Search the data for the string "Angels", and report each line where it is found.

*** Data for the task ***

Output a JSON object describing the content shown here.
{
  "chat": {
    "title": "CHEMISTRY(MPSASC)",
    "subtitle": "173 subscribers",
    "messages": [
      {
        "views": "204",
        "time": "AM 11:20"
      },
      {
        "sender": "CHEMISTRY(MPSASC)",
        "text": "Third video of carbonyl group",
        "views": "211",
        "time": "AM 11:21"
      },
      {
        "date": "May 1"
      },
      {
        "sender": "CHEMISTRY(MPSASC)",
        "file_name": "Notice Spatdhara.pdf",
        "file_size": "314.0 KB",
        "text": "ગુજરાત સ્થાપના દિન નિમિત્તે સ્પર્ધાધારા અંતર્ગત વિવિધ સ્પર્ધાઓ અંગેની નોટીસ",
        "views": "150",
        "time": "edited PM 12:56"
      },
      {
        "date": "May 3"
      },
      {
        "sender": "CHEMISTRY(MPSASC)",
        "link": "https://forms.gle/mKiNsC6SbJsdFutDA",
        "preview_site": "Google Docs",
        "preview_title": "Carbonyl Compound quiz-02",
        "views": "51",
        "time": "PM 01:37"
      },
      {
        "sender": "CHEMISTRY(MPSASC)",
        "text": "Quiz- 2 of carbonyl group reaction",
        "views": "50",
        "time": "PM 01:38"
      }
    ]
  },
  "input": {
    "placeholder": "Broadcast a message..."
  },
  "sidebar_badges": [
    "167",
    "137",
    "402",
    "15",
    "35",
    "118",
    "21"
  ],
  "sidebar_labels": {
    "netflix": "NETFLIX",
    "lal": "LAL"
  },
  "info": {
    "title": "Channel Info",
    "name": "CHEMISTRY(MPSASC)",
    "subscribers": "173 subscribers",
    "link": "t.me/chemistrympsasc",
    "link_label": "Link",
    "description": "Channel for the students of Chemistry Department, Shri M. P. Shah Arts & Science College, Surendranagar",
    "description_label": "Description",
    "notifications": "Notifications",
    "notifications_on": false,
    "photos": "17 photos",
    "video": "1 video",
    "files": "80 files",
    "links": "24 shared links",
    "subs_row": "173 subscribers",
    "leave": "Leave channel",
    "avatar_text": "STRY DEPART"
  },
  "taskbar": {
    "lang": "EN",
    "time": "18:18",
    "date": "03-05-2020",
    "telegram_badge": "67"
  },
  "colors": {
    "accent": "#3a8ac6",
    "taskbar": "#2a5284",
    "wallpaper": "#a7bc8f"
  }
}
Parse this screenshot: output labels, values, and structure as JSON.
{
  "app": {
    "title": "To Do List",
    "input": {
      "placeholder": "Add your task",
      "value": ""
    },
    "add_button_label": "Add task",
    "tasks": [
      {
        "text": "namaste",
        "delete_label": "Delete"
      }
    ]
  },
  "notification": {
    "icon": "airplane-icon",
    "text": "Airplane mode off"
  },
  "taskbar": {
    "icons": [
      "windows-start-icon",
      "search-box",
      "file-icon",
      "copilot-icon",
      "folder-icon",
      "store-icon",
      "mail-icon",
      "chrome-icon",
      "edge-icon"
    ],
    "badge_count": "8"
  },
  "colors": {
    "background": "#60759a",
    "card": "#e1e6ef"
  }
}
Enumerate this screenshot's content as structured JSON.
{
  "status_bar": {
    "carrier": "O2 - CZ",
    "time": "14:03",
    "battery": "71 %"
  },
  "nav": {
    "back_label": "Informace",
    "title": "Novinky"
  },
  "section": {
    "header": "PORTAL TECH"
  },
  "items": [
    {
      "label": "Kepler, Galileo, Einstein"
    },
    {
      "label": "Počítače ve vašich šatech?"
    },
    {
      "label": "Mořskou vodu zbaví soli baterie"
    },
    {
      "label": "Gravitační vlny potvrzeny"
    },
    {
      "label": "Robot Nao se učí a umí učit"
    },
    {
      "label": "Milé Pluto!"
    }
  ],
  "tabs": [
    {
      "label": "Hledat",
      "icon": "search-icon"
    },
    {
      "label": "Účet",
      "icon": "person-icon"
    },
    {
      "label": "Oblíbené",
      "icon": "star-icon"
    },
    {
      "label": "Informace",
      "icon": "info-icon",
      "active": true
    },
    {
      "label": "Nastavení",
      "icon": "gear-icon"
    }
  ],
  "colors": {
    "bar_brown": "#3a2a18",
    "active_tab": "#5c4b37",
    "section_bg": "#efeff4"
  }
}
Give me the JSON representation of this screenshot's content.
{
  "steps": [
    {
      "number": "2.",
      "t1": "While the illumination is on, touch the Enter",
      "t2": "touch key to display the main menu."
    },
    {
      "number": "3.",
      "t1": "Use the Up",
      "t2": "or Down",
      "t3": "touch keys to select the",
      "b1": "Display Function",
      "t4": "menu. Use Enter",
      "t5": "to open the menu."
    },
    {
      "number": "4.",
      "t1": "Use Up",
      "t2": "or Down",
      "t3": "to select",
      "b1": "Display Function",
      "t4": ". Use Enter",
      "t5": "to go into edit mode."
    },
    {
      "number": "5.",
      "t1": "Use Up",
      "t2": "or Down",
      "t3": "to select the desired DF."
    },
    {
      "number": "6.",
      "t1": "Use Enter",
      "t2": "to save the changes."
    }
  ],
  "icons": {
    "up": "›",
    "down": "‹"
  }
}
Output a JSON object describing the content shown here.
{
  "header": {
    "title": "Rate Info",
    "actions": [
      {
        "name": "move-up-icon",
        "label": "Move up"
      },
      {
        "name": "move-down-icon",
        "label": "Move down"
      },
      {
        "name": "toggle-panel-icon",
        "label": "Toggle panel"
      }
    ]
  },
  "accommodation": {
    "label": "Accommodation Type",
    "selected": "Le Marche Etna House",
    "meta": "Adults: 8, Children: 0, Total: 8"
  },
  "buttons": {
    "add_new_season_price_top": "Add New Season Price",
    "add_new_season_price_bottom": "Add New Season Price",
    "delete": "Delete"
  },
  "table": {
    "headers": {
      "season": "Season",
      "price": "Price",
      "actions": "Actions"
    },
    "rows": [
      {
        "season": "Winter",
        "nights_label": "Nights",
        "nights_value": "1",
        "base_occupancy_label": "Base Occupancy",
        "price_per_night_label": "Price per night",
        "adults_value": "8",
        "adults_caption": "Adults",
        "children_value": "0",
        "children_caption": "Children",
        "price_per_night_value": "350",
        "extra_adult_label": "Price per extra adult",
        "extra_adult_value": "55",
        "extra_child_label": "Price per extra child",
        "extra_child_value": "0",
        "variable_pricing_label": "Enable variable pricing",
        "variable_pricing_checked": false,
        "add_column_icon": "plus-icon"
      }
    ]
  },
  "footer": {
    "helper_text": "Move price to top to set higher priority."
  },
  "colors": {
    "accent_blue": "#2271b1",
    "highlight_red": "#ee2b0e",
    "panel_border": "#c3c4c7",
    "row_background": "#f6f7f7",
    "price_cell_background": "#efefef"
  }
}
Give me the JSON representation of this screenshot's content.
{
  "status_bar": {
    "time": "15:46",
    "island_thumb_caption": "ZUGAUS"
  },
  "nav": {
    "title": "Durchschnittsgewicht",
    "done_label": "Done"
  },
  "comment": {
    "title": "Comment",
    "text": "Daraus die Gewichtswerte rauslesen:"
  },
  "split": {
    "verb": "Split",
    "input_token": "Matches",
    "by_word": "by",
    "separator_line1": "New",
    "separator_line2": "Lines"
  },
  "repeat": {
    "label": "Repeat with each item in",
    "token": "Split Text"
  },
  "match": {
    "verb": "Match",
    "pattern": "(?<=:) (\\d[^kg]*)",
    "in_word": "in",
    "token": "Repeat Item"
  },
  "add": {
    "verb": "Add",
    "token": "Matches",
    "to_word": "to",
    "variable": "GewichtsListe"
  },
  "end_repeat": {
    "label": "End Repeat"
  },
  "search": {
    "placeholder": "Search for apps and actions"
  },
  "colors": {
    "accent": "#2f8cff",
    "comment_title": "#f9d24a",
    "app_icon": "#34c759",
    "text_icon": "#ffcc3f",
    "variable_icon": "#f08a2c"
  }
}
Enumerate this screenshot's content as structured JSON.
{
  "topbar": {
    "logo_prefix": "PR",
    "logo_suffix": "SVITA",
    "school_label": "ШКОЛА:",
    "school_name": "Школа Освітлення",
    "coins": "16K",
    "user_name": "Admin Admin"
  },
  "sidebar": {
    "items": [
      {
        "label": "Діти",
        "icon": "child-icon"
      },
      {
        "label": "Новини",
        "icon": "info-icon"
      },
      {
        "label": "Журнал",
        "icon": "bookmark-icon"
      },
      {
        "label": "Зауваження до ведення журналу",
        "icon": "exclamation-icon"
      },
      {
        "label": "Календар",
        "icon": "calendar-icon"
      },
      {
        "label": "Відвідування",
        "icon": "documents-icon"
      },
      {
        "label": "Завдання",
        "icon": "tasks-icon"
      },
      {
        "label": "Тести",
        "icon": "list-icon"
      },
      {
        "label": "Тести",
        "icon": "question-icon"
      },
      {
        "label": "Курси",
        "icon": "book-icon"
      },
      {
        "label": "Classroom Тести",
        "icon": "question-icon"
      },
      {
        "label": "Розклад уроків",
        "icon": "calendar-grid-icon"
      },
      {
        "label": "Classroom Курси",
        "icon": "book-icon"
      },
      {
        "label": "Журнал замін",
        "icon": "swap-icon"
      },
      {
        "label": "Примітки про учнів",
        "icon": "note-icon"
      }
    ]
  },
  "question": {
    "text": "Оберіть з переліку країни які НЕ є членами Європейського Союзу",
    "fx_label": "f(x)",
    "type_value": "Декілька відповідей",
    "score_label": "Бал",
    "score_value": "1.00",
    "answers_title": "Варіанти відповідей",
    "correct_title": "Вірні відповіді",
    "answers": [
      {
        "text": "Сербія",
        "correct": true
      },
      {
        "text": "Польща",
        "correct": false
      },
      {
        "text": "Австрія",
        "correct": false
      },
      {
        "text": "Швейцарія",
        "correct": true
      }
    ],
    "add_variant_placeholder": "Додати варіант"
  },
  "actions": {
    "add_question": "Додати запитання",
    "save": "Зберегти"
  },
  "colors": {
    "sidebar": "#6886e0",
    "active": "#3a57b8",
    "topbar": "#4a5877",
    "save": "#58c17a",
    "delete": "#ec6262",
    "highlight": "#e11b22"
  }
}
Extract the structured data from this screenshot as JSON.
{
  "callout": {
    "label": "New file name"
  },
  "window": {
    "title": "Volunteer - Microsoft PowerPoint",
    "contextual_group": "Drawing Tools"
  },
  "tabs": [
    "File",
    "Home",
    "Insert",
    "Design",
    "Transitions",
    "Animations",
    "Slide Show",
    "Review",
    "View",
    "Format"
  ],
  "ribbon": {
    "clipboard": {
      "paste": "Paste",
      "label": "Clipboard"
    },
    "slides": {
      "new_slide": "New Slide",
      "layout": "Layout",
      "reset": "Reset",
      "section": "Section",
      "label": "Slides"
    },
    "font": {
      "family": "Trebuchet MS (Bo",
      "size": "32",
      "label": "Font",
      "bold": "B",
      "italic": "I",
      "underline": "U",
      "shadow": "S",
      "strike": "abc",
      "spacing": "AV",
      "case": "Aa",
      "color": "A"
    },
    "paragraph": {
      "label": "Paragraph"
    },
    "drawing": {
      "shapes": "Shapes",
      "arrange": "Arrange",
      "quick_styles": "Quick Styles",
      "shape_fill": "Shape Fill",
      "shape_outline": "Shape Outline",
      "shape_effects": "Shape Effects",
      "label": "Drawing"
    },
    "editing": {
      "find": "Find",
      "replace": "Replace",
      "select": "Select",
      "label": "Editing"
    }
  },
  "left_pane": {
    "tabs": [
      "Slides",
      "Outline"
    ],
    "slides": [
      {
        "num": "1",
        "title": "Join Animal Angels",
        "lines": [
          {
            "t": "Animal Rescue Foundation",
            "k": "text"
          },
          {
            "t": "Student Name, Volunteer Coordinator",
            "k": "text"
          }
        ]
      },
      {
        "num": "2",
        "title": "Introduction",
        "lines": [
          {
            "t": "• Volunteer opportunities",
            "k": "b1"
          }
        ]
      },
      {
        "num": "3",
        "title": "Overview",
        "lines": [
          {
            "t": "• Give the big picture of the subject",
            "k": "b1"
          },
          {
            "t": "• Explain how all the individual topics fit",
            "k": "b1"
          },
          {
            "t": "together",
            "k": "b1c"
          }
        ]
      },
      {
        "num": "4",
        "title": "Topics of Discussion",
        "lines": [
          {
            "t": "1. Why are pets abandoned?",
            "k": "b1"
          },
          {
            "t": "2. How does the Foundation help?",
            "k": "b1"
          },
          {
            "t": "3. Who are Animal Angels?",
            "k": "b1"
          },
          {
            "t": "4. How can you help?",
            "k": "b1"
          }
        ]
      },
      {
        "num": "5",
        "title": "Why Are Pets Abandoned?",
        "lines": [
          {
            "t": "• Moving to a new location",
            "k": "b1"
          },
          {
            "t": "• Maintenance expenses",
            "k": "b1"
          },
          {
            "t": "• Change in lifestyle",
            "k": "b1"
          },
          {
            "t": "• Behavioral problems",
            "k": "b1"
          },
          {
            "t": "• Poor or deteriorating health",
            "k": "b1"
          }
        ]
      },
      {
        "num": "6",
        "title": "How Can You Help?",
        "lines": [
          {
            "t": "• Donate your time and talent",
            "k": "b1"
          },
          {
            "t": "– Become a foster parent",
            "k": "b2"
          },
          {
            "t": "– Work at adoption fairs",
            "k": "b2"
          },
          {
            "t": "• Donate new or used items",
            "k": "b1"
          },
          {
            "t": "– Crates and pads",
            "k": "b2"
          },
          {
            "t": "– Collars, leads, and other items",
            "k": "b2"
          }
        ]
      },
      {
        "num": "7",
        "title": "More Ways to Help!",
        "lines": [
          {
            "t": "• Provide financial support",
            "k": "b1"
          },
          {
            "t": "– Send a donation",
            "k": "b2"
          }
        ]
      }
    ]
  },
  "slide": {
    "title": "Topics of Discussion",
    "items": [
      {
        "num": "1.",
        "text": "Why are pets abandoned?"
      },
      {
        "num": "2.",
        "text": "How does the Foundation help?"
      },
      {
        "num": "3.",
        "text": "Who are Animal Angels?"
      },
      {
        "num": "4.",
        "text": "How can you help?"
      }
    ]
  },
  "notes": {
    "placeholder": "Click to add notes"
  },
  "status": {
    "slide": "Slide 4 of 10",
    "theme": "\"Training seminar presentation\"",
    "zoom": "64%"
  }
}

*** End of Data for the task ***

= Answer =
        "title": "Join Animal Angels",
            "t": "3. Who are Animal Angels?",
        "text": "Who are Animal Angels?"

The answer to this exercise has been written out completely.